"The warrior is always in hope that there will be no more wars." —Steve Fletcher, team leader at the Tampa Vet Center
Sitting in his office at the Tampa Vet Center, it´s all Steve Fletcher can do to speak softly. He whispers, but not like a kid with a secret. Steve Fletcher whispers like a kid who has done something so great he doesn´t quite know how to tell you what it was.
Fletcher is about as nondescript as the storefront he works out of. Wearing a pair of jeans and a green ¨Vet Center¨ golf shirt, he doesn´t want to be mistaken for a doctor. And the Center, which sits well off the street in a one-story brick office building at 8900 N. Armenia in Tampa, doesn´t want to be mistaken for a hospital. That´s the point. The Tampa Vet Center (TVC) is a place where vets can go for help without having to deal with white coats and paperwork.
The TVC, which sees an average of 400 clients a month, is a modern-day version of the community centers that began popping up around the country in the wake of the Vietnam War. These centers, now a part of the Department of Veterans Affairs, led the way in recognizing and counseling PTSD sufferers. Though TVC works in tandem with Tampa Bay´s two largest VA hospitals, its mission is still to offer an alternative to the hospitals´ long lines, crowded parking lots and endless paperwork.
It is a small operation; four combat vets sitting in a quiet office, willing to talk. And as veterans suffering from PTSD begin to pour out of Iraq, Fletcher and the TVC often act as first responders.
¨Someone needs to acknowledge their trauma,¨ says Fletcher. ¨And it needs to be another combat vet.¨

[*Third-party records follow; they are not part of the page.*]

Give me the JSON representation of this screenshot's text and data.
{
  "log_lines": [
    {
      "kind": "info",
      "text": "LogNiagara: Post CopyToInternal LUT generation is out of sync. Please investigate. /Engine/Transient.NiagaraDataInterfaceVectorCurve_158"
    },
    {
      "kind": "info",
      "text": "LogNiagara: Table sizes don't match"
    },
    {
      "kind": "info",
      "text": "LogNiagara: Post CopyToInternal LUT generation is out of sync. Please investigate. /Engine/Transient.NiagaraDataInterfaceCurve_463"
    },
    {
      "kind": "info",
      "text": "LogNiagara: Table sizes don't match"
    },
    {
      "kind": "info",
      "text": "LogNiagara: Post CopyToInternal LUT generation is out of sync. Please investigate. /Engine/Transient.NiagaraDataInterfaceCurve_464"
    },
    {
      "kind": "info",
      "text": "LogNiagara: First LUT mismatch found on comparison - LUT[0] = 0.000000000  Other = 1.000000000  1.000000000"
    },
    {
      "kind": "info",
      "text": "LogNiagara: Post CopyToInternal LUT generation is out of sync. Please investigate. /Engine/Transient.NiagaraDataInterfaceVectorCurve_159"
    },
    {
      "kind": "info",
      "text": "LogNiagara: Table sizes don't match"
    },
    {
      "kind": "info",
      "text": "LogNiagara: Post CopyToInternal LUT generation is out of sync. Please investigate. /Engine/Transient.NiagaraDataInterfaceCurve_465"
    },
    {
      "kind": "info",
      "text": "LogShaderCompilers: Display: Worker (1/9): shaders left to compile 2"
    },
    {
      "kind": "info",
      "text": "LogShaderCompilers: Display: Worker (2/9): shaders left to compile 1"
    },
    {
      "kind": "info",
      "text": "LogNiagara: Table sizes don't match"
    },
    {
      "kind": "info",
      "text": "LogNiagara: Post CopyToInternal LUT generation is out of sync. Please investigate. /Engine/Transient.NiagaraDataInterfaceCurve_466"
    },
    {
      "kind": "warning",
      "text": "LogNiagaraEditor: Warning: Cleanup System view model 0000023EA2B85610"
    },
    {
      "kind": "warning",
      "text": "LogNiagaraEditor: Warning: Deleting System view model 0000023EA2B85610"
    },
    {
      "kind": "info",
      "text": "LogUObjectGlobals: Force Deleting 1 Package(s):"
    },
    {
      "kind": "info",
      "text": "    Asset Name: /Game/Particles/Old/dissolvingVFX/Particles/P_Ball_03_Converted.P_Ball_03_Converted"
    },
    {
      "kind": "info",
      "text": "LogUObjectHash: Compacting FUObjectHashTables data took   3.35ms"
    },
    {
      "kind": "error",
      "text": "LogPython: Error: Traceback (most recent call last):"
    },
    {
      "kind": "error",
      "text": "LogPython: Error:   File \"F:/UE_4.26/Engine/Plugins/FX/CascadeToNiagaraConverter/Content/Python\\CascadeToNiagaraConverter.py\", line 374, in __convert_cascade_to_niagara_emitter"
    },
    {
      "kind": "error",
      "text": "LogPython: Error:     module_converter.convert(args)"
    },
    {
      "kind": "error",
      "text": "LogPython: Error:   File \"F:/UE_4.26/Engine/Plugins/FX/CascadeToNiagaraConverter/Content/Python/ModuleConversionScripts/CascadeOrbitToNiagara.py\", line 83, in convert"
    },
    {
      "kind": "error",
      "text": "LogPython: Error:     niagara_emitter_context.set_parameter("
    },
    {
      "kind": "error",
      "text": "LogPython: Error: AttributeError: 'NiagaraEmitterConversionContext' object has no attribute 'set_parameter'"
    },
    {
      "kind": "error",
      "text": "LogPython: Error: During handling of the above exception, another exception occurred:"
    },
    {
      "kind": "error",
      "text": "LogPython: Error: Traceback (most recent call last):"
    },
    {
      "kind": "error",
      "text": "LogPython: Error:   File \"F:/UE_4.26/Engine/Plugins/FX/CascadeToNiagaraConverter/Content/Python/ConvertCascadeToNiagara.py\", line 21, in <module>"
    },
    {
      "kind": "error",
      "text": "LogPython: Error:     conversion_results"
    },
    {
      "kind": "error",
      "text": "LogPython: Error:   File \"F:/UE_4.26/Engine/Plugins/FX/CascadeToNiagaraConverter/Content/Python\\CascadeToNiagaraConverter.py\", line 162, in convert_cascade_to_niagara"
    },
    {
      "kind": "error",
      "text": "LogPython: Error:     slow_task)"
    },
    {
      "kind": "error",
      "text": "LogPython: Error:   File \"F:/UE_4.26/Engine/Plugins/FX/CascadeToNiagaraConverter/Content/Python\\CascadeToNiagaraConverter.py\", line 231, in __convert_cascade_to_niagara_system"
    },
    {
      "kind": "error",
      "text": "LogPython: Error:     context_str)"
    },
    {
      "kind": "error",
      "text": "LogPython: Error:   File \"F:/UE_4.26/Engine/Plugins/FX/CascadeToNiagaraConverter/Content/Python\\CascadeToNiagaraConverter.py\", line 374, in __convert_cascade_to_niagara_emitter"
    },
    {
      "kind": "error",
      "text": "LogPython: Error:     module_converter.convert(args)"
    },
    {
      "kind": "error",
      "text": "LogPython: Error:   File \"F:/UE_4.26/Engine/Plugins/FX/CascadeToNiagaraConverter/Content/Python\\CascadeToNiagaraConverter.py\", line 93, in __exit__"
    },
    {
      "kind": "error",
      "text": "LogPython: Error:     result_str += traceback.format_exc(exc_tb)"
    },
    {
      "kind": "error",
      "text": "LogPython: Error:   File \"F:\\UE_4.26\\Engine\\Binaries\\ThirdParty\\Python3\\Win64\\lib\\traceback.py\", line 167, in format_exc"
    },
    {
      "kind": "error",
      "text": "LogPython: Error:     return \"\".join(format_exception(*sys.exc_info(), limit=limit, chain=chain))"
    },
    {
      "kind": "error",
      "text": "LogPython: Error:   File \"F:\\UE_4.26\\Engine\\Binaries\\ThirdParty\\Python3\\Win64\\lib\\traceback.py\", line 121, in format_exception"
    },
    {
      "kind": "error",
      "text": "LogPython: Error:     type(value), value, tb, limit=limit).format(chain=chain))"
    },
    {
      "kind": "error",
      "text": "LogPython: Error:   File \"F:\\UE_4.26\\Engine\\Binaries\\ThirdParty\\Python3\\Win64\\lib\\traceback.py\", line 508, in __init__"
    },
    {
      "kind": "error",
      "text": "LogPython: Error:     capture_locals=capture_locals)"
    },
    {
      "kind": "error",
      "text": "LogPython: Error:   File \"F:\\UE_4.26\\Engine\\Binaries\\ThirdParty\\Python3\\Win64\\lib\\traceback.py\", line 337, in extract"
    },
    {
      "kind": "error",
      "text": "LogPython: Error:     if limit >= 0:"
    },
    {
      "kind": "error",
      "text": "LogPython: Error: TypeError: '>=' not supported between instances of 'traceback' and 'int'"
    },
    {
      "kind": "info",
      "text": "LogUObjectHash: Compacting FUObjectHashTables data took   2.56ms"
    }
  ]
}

Fletcher — who, like many VA counselors, is a Vietnam vet — keeps mementos of that war around his office. A North Vietnamese army hat, complete with a small red star, sits on the top of the wooden bookshelf behind the desk. On the shelf below it is a North Vietnamese flag. And below that, isolated off to the side, is a grenade.
Though TVC treats veterans of every American conflict since WWII, the majority of its clients were in Vietnam. And for many veterans of that war, the current conflict in Iraq has revived memories of what they went through 30 years ago.
¨Anytime you have a war and it´s in the media, any combat vet is going to be affected,¨ Fletcher says. ¨You´re being reminded of your trauma.¨
That´s what makes Steve Fletcher´s job a challenge. He is a counselor, yes, but he is also a soldier who needs counseling. It might be complicated, but that dual understanding allows Fletcher to know what the men and women who seek his help are looking for.
He knows, for example, that they don´t want to be kept waiting. Not because they´ll become impatient, he says, but because many vets carry so much survivor guilt that even putting themselves in front of another vet in line is too much to bear. He also knows to take his time before asking for a name or address during a vet´s first visit.
And Fletcher knows to keep the place quiet. A white noise machine sits in the hallway just outside his office. If a client seems a little jittery, Fletcher will walk outside and flip the machine on. You can´t just offer anxiety support groups and marriage counseling and expect vets to open up. The little things, Fletcher says, are what make the difference.
But sometimes a soldier´s problems are just too big. Fletcher is not a psychiatrist and therefore can´t prescribe the anti-anxiety medicines often used to treat PTSD sufferers. If vets need medication or more intensive therapy, Fletcher will refer them to larger programs at James Haley or Bay Pines.
Like the hospitals, Taylor´s program could use more funds and more staff. But he´s determined to help vets, no matter what comes down from above.
¨They could cut our budget,¨ says Fletcher, who often carries a double load of clients, ¨and we would still be doing the work. Because you´ve got dedication out here. Money doesn´t affect us that much — we´d use our own money to reach out to these guys.¨
At his desk, Fletcher folds a worn black-and-white photocopy in half to try and explain what it´s like to come home from war. On one side of the fold is a photograph of half of a young man´s face. He´s a clean-shaven civilian.
Fletcher flips the picture over, revealing the other half of the same man´s face — only this time he´s a soldier, his face stubbled and dirty.
Then Fletcher unfolds the whole picture, revealing the striking image of a man clearly caught in two worlds at once. ¨We want to find this guy again,¨ he says, pointing to the civilian. Then he points to the soldier. ¨But we know this guy is never going to leave.¨
He knows because Steve Fletcher, the soldier, never left either.